Source data:
Segment Open

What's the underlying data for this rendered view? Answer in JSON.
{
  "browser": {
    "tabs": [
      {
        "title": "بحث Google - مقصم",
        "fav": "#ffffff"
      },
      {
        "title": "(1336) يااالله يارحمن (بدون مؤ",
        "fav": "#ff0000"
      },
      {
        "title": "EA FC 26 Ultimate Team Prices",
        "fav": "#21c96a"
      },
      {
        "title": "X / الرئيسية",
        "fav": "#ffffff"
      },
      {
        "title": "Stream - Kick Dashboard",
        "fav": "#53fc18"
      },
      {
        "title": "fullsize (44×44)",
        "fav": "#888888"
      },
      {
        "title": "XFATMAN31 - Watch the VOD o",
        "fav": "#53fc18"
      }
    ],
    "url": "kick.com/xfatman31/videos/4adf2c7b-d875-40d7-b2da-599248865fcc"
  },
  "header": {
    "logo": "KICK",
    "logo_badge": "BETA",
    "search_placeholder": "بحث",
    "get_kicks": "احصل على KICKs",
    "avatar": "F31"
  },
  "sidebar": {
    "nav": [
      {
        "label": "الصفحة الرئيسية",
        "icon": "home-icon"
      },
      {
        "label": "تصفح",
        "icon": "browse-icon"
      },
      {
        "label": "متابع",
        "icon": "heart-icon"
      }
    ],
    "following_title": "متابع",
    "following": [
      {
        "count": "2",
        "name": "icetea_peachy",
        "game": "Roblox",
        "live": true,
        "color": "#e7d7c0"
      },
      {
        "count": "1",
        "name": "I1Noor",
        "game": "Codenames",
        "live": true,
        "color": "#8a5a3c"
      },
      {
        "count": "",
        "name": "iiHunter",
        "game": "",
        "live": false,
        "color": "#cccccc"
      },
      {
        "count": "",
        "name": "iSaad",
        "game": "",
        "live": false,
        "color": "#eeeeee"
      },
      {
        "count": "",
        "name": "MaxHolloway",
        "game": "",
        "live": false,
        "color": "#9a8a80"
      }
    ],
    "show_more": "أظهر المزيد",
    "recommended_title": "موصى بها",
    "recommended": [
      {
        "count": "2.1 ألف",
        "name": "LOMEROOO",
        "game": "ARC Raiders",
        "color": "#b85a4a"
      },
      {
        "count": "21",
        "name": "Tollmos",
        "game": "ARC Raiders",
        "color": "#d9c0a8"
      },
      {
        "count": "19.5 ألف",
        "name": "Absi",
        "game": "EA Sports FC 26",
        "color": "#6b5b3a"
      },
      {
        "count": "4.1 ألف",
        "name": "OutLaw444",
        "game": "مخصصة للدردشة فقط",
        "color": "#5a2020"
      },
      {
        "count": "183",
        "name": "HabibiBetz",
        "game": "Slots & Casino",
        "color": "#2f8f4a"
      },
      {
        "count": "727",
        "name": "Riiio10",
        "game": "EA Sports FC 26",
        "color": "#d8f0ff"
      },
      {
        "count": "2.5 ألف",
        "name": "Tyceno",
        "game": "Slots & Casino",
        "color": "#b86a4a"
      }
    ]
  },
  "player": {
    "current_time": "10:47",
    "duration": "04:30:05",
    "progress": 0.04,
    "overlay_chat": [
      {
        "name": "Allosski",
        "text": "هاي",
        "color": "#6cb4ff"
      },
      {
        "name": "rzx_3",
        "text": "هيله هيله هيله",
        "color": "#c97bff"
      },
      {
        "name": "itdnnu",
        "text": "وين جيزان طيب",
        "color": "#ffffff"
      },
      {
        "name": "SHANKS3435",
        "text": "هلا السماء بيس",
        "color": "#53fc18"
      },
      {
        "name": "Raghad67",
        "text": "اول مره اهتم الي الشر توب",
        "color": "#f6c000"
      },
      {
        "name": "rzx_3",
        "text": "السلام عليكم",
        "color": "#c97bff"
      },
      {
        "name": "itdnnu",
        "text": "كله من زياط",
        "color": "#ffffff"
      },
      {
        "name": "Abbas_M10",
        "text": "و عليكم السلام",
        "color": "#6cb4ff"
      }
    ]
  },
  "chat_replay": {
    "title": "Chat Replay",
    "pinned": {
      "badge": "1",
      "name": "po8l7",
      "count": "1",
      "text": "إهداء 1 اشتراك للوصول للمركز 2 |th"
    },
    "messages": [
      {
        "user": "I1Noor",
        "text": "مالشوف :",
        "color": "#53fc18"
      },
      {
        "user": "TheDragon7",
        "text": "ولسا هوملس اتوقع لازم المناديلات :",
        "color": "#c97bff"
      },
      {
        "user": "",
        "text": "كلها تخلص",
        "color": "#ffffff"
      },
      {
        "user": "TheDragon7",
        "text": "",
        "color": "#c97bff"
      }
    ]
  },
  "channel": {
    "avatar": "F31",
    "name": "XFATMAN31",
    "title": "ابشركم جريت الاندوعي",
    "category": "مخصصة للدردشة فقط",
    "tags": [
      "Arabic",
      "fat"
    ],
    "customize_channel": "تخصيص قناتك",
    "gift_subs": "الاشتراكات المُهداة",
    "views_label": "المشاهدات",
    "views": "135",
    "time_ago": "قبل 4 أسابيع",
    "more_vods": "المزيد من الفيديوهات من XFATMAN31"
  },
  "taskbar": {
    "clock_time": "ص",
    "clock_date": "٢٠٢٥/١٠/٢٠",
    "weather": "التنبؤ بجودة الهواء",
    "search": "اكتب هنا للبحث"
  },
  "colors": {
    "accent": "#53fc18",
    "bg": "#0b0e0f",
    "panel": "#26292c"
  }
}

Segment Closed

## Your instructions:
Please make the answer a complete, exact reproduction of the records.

## Response to the task:
What's the underlying data for this rendered view? Answer in JSON.
{
  "browser": {
    "tabs": [
      {
        "title": "بحث Google - مقصم",
        "fav": "#ffffff"
      },
      {
        "title": "(1336) يااالله يارحمن (بدون مؤ",
        "fav": "#ff0000"
      },
      {
        "title": "EA FC 26 Ultimate Team Prices",
        "fav": "#21c96a"
      },
      {
        "title": "X / الرئيسية",
        "fav": "#ffffff"
      },
      {
        "title": "Stream - Kick Dashboard",
        "fav": "#53fc18"
      },
      {
        "title": "fullsize (44×44)",
        "fav": "#888888"
      },
      {
        "title": "XFATMAN31 - Watch the VOD o",
        "fav": "#53fc18"
      }
    ],
    "url": "kick.com/xfatman31/videos/4adf2c7b-d875-40d7-b2da-599248865fcc"
  },
  "header": {
    "logo": "KICK",
    "logo_badge": "BETA",
    "search_placeholder": "بحث",
    "get_kicks": "احصل على KICKs",
    "avatar": "F31"
  },
  "sidebar": {
    "nav": [
      {
        "label": "الصفحة الرئيسية",
        "icon": "home-icon"
      },
      {
        "label": "تصفح",
        "icon": "browse-icon"
      },
      {
        "label": "متابع",
        "icon": "heart-icon"
      }
    ],
    "following_title": "متابع",
    "following": [
      {
        "count": "2",
        "name": "icetea_peachy",
        "game": "Roblox",
        "live": true,
        "color": "#e7d7c0"
      },
      {
        "count": "1",
        "name": "I1Noor",
        "game": "Codenames",
        "live": true,
        "color": "#8a5a3c"
      },
      {
        "count": "",
        "name": "iiHunter",
        "game": "",
        "live": false,
        "color": "#cccccc"
      },
      {
        "count": "",
        "name": "iSaad",
        "game": "",
        "live": false,
        "color": "#eeeeee"
      },
      {
        "count": "",
        "name": "MaxHolloway",
        "game": "",
        "live": false,
        "color": "#9a8a80"
      }
    ],
    "show_more": "أظهر المزيد",
    "recommended_title": "موصى بها",
    "recommended": [
      {
        "count": "2.1 ألف",
        "name": "LOMEROOO",
        "game": "ARC Raiders",
        "color": "#b85a4a"
      },
      {
        "count": "21",
        "name": "Tollmos",
        "game": "ARC Raiders",
        "color": "#d9c0a8"
      },
      {
        "count": "19.5 ألف",
        "name": "Absi",
        "game": "EA Sports FC 26",
        "color": "#6b5b3a"
      },
      {
        "count": "4.1 ألف",
        "name": "OutLaw444",
        "game": "مخصصة للدردشة فقط",
        "color": "#5a2020"
      },
      {
        "count": "183",
        "name": "HabibiBetz",
        "game": "Slots & Casino",
        "color": "#2f8f4a"
      },
      {
        "count": "727",
        "name": "Riiio10",
        "game": "EA Sports FC 26",
        "color": "#d8f0ff"
      },
      {
        "count": "2.5 ألف",
        "name": "Tyceno",
        "game": "Slots & Casino",
        "color": "#b86a4a"
      }
    ]
  },
  "player": {
    "current_time": "10:47",
    "duration": "04:30:05",
    "progress": 0.04,
    "overlay_chat": [
      {
        "name": "Allosski",
        "text": "هاي",
        "color": "#6cb4ff"
      },
      {
        "name": "rzx_3",
        "text": "هيله هيله هيله",
        "color": "#c97bff"
      },
      {
        "name": "itdnnu",
        "text": "وين جيزان طيب",
        "color": "#ffffff"
      },
      {
        "name": "SHANKS3435",
        "text": "هلا السماء بيس",
        "color": "#53fc18"
      },
      {
        "name": "Raghad67",
        "text": "اول مره اهتم الي الشر توب",
        "color": "#f6c000"
      },
      {
        "name": "rzx_3",
        "text": "السلام عليكم",
        "color": "#c97bff"
      },
      {
        "name": "itdnnu",
        "text": "كله من زياط",
        "color": "#ffffff"
      },
      {
        "name": "Abbas_M10",
        "text": "و عليكم السلام",
        "color": "#6cb4ff"
      }
    ]
  },
  "chat_replay": {
    "title": "Chat Replay",
    "pinned": {
      "badge": "1",
      "name": "po8l7",
      "count": "1",
      "text": "إهداء 1 اشتراك للوصول للمركز 2 |th"
    },
    "messages": [
      {
        "user": "I1Noor",
        "text": "مالشوف :",
        "color": "#53fc18"
      },
      {
        "user": "TheDragon7",
        "text": "ولسا هوملس اتوقع لازم المناديلات :",
        "color": "#c97bff"
      },
      {
        "user": "",
        "text": "كلها تخلص",
        "color": "#ffffff"
      },
      {
        "user": "TheDragon7",
        "text": "",
        "color": "#c97bff"
      }
    ]
  },
  "channel": {
    "avatar": "F31",
    "name": "XFATMAN31",
    "title": "ابشركم جريت الاندوعي",
    "category": "مخصصة للدردشة فقط",
    "tags": [
      "Arabic",
      "fat"
    ],
    "customize_channel": "تخصيص قناتك",
    "gift_subs": "الاشتراكات المُهداة",
    "views_label": "المشاهدات",
    "views": "135",
    "time_ago": "قبل 4 أسابيع",
    "more_vods": "المزيد من الفيديوهات من XFATMAN31"
  },
  "taskbar": {
    "clock_time": "ص",
    "clock_date": "٢٠٢٥/١٠/٢٠",
    "weather": "التنبؤ بجودة الهواء",
    "search": "اكتب هنا للبحث"
  },
  "colors": {
    "accent": "#53fc18",
    "bg": "#0b0e0f",
    "panel": "#26292c"
  }
}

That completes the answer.